8. Parents, siblings, and other close family members should always be encouraged to play an active role in the discussion of future plans, and in the design and implementation of psycho-social interventions.  In addition, survivors and parents have a useful role to play in sharing information and life skills, helping to empower other survivors and parents, and in the design and implementation of future services.  Parents and advocacy groups should be included as active members in the multidisciplinary health care team.

9.      The general public needs to be made aware of and accept the reality of the cure of childhood cancer: that significant progress over the past 30 years in the treatment of childhood cancers has resulted in many hundreds of thousands of survivors who are cured and are now completing school, entering adulthood, and living full lives as active members of society.  This population increases every year.  The larger society should insure that survivors have equal access to education, jobs, insurance, and medical care.

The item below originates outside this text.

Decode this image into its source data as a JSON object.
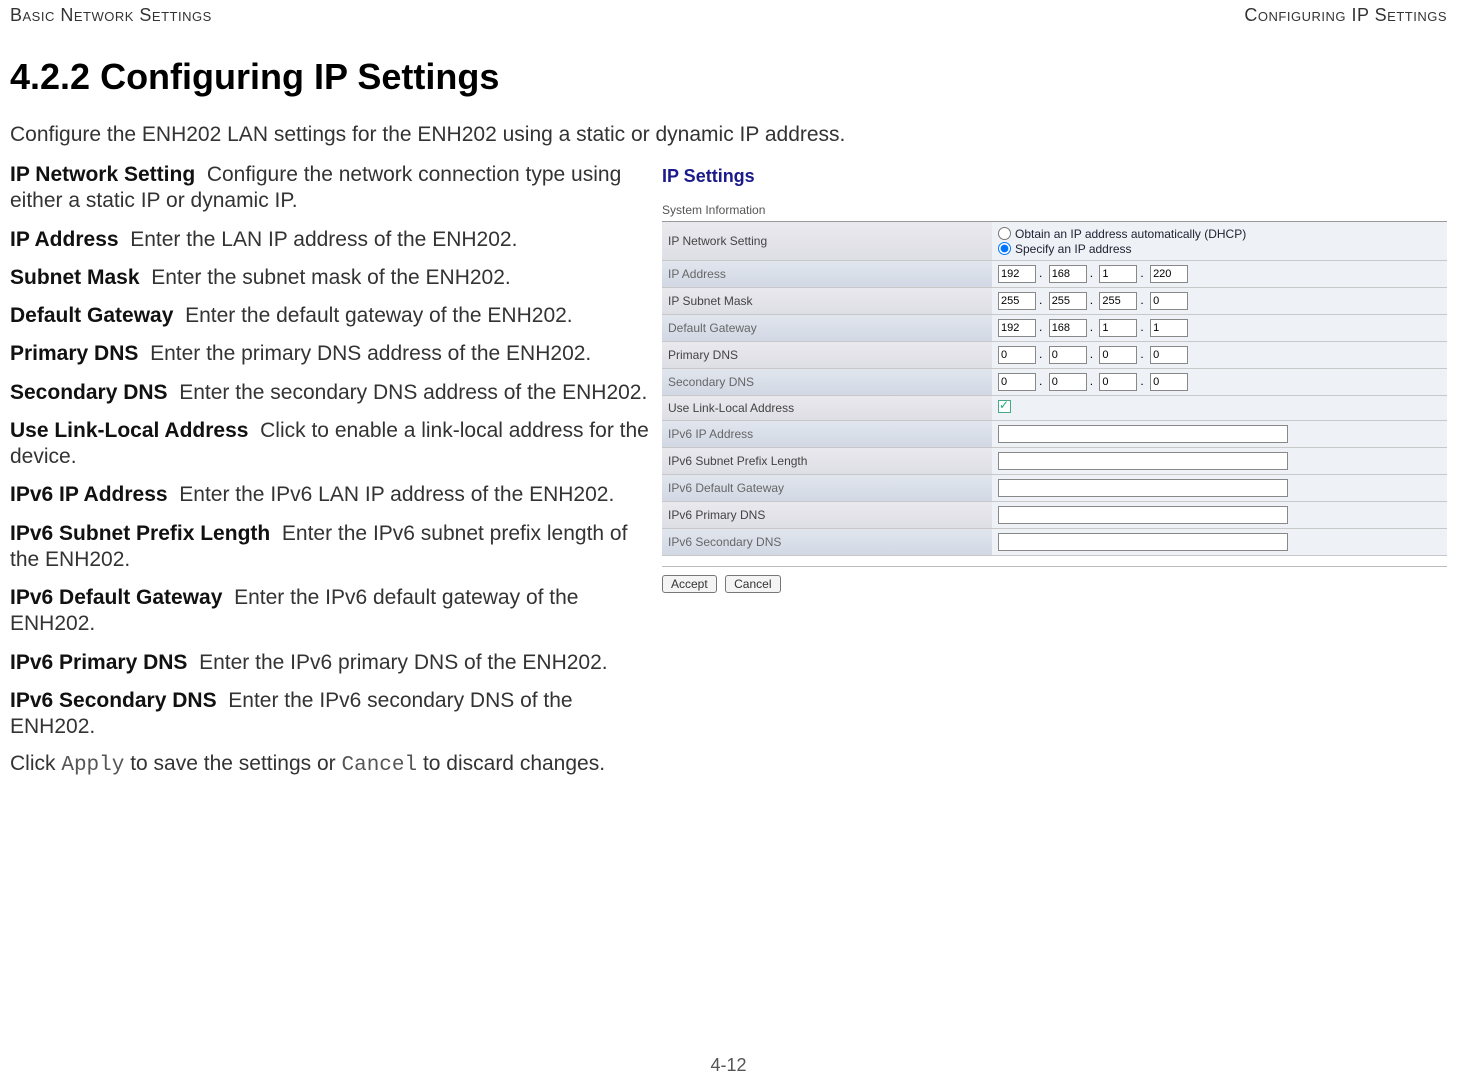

10. Inequalities of current treatment strategies and cure rates, both within and between nations, based largely on differences in socio-economic status and resource allocation, remain a challenge for the international community to address.

NOTE:

It is not possible to provide an exact definition of cure that applies to all cancers.  For the purpose of this document, in the context of childhood cancer survivorship, the group agreed on the use of the following concept of cure.  Cure after cancer during childhood refers only to the original disease regardless of any potential for, or presence of, disabilities or side effects of treatment.  Children who have been treated for cancer can be considered cured when they have reached a time point at which the chance that they will die from their original disease is no greater than that of age peers in the general population of dying from any cause.

For many of the malignant diseases of childhood a patient who survives free of relapse for a certain number of years after diagnosis according to the type of tumor, can be considered cured.  The time to cure depends on tumor type, stage, and other biological factors.  In general, it is between 2 and 10 years relapse-free since cancer diagnosis. For some other tumors, attempting precision is unreliable because of underlying strong genetic factors involved in the causation of and response to the specific cancer.

List of participants at the Erice workshop:

Epidemiologists: Julianne Byrne (Chair, Ireland), Guido Pastore (Italy), Maria Grazia Valsecchi (Italy), Peter Kaatsch (Germany), Mike M. Hawkins (Birmingham)

Nurses: Faith Gibson (Chair, United Kingdom), Moira Bradwell (United Kingdom), Ulrika Kreicbergs (Sweden), Nelia Langeveld (The Netherlands), Anne Thorvildsen (Norway), Kathleen Ruccione (United States)

Parents: Mark Chesler (Chair, United States), Irina Ban (Serbia), Marianne Naafs-Wilstra (The Netherlands), Maria Pia Serrafero Bonini (Italy), Christine Wandzura (Canada)

Physicians: Giuseppe Masera (Chair, Italy), Ronald D. Barr (Canada), Joern D. Beck (Germany), Jos Bokkerink (The Netherlands), Gabriele Calaminus (Germany), Andreas Feldges (Switzerland), Giulio J. D’Angio (United States), Riccardo Haupt (Italy), Momcilo Jankovic (Italy), Herwig Lackner (Austria), Thorsten Langer (Germany), Edina Magyarosy (Hungary), Renée Maurus (Belgium), Luisa Massimo (Italy), Concetta Micalizzi (Italy), Anja Moericke (Germany), Jacques Otten (Belgium), Pierre Philippet (Belgium), Gregory Reaman (United States), Cor van den Bos (The Netherlands), Anjo J. P. Veerman (The Netherlands),

Psychologists: John J. Spinetta (Chair, United States), Christine Eiser (United Kingdom), Cinzia Favara (Italy), Pilar Gonzalez-Doupe (United Kingdom), Gabriela Medin (Spain), Bob Last (The Netherlands), Pia Massaglia (Italy)

Survivors: Anthony Penn (Chair, United Kingdom), Eva Coenen (The Netherlands), Angelamaria Cometa (Italy), Marieke van de Wetering (The Netherlands)